, despite uncertainty resulting from the upcoming U.S. presidential election and economic discord in Europe, steady trip demand and capacity discipline is expected to drive increases in business-class air fares of 1 – 3% for both short- and long-haul routes. Economy fares vary, with short-haul routes predicted to rise 2 – 4% and long-haul route pricing staying flat at (-1) – 2%. Although limited numbers of hotel rooms are expected to be added in 2013, moderate occupancy growth is nevertheless expected to drive increases of 2 – 7% in mid-range hotel rates and 4 – 9% in upper-range hotel rates. Increased competition is predicted to drive car rental rates down, although the average daily rate is expected to rise slightly due to some increases in ancillary fees.
Although foreign carriers have added capacity throughout

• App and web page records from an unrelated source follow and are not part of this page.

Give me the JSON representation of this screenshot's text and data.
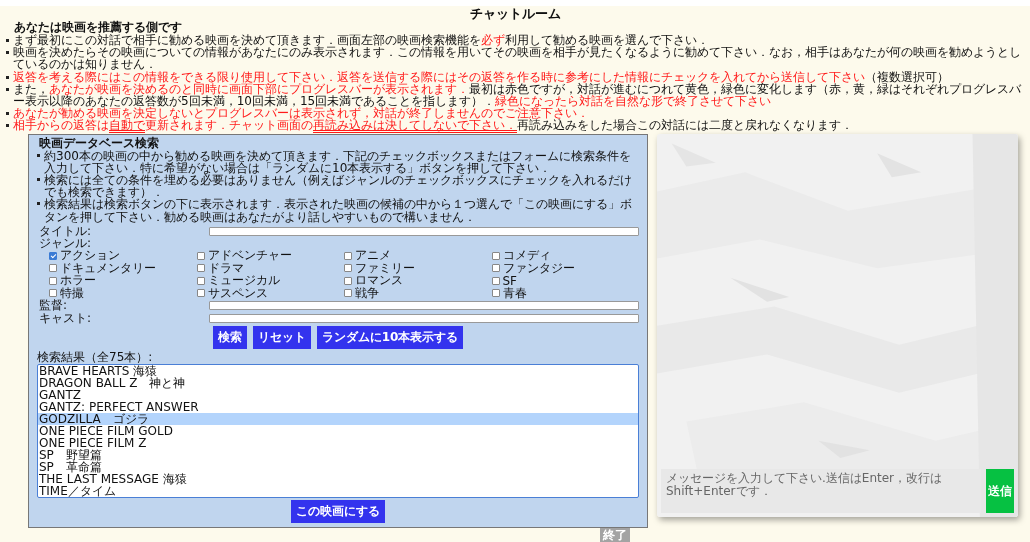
{
  "title": "チャットルーム",
  "role_heading": "あなたは映画を推薦する側です",
  "instructions": [
    {
      "segments": [
        {
          "text": "まず最初にこの対話で相手に勧める映画を決めて頂きます．画面左部の映画検索機能を",
          "red": false,
          "underline": false
        },
        {
          "text": "必ず",
          "red": true,
          "underline": false
        },
        {
          "text": "利用して勧める映画を選んで下さい．",
          "red": false,
          "underline": false
        }
      ]
    },
    {
      "segments": [
        {
          "text": "映画を決めたらその映画についての情報があなたにのみ表示されます．この情報を用いてその映画を相手が見たくなるように勧めて下さい．なお，相手はあなたが何の映画を勧めようとしているのかは知りません．",
          "red": false,
          "underline": false
        }
      ]
    },
    {
      "segments": [
        {
          "text": "返答を考える際にはこの情報をできる限り使用して下さい．返答を送信する際にはその返答を作る時に参考にした情報にチェックを入れてから送信して下さい",
          "red": true,
          "underline": false
        },
        {
          "text": "（複数選択可）",
          "red": false,
          "underline": false
        }
      ]
    },
    {
      "segments": [
        {
          "text": "また，",
          "red": false,
          "underline": false
        },
        {
          "text": "あなたが映画を決めるのと同時に画面下部にプログレスバーが表示されます．",
          "red": true,
          "underline": false
        },
        {
          "text": "最初は赤色ですが，対話が進むにつれて黄色，緑色に変化します（赤，黄，緑はそれぞれプログレスバー表示以降のあなたの返答数が5回未満，10回未満，15回未満であることを指します）．",
          "red": false,
          "underline": false
        },
        {
          "text": "緑色になったら対話を自然な形で終了させて下さい",
          "red": true,
          "underline": false
        }
      ]
    },
    {
      "segments": [
        {
          "text": "あなたが勧める映画を決定しないとプログレスバーは表示されず，対話が終了しませんのでご注意下さい．",
          "red": true,
          "underline": false
        }
      ]
    },
    {
      "segments": [
        {
          "text": "相手からの返答は",
          "red": true,
          "underline": false
        },
        {
          "text": "自動で",
          "red": true,
          "underline": true
        },
        {
          "text": "更新されます．チャット画面の",
          "red": true,
          "underline": false
        },
        {
          "text": "再読み込みは決してしないで下さい．",
          "red": true,
          "underline": true
        },
        {
          "text": "再読み込みをした場合この対話には二度と戻れなくなります．",
          "red": false,
          "underline": false
        }
      ]
    }
  ],
  "search_panel": {
    "heading": "映画データベース検索",
    "notes": [
      "約300本の映画の中から勧める映画を決めて頂きます．下記のチェックボックスまたはフォームに検索条件を入力して下さい．特に希望がない場合は「ランダムに10本表示する」ボタンを押して下さい．",
      "検索には全ての条件を埋める必要はありません（例えばジャンルのチェックボックスにチェックを入れるだけでも検索できます）．",
      "検索結果は検索ボタンの下に表示されます．表示された映画の候補の中から１つ選んで「この映画にする」ボタンを押して下さい．勧める映画はあなたがより話しやすいもので構いません．"
    ],
    "title_label": "タイトル:",
    "genre_label": "ジャンル:",
    "genres": [
      {
        "label": "アクション",
        "checked": true
      },
      {
        "label": "アドベンチャー",
        "checked": false
      },
      {
        "label": "アニメ",
        "checked": false
      },
      {
        "label": "コメディ",
        "checked": false
      },
      {
        "label": "ドキュメンタリー",
        "checked": false
      },
      {
        "label": "ドラマ",
        "checked": false
      },
      {
        "label": "ファミリー",
        "checked": false
      },
      {
        "label": "ファンタジー",
        "checked": false
      },
      {
        "label": "ホラー",
        "checked": false
      },
      {
        "label": "ミュージカル",
        "checked": false
      },
      {
        "label": "ロマンス",
        "checked": false
      },
      {
        "label": "SF",
        "checked": false
      },
      {
        "label": "特撮",
        "checked": false
      },
      {
        "label": "サスペンス",
        "checked": false
      },
      {
        "label": "戦争",
        "checked": false
      },
      {
        "label": "青春",
        "checked": false
      }
    ],
    "director_label": "監督:",
    "cast_label": "キャスト:",
    "buttons": [
      "検索",
      "リセット",
      "ランダムに10本表示する"
    ],
    "results_label": "検索結果（全75本）:",
    "results": [
      {
        "title": "BRAVE HEARTS 海猿",
        "selected": false
      },
      {
        "title": "DRAGON BALL Z　神と神",
        "selected": false
      },
      {
        "title": "GANTZ",
        "selected": false
      },
      {
        "title": "GANTZ: PERFECT ANSWER",
        "selected": false
      },
      {
        "title": "GODZILLA　ゴジラ",
        "selected": true
      },
      {
        "title": "ONE PIECE FILM GOLD",
        "selected": false
      },
      {
        "title": "ONE PIECE FILM Z",
        "selected": false
      },
      {
        "title": "SP　野望篇",
        "selected": false
      },
      {
        "title": "SP　革命篇",
        "selected": false
      },
      {
        "title": "THE LAST MESSAGE 海猿",
        "selected": false
      },
      {
        "title": "TIME／タイム",
        "selected": false
      }
    ],
    "choose_button": "この映画にする"
  },
  "chat": {
    "placeholder": "メッセージを入力して下さい.送信はEnter，改行はShift+Enterです．",
    "send_button": "送信"
  },
  "end_button": "終了"
}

, the consolidation of some of the regional carriers along with strong economies and consistent demand are predicted to contribute to healthy air fare increases in the region in 2013. American Express Global Business Travel predicts short-haul economy fares to rise 7 – 10%, long-haul economy fares to rise 5 – 8%, short-haul business fares to rise 3 – 6%, and long-haul business fares to rise 4 – 7%. While the hotel construction pipeline remains tight, continued economic growth and middle-class consumer demand are predicted to drive increases in overall hotel rates in the mid single digits. The majority of this growth is expected to come from Brazil and Argentina.
Europe, Middle East and Africa (EMEA) Highlights
The currency crisis surrounding the euro, austerity measures, and generally low growth expectations are predicted to drive only low single-digit air fare increases in EMEA in 2013. Those markets hardest hit by the euro zone crisis may even see declining fares. Spain, for example, is projected to experience decreases in long-haul economy fares of (-8) – (-5) %. There are outliers bucking the trend in the region, however, such as Russia (with long-haul economy fares projected to be up 5 – 7%) and Poland (up 3 – 5% for the same type of fare), which are distanced from the euro zone’s troubles. Similarly, South Africa is expected to see strong growth thanks to its positioning as the gateway to southern and western Africa and the natural resources based in those regions.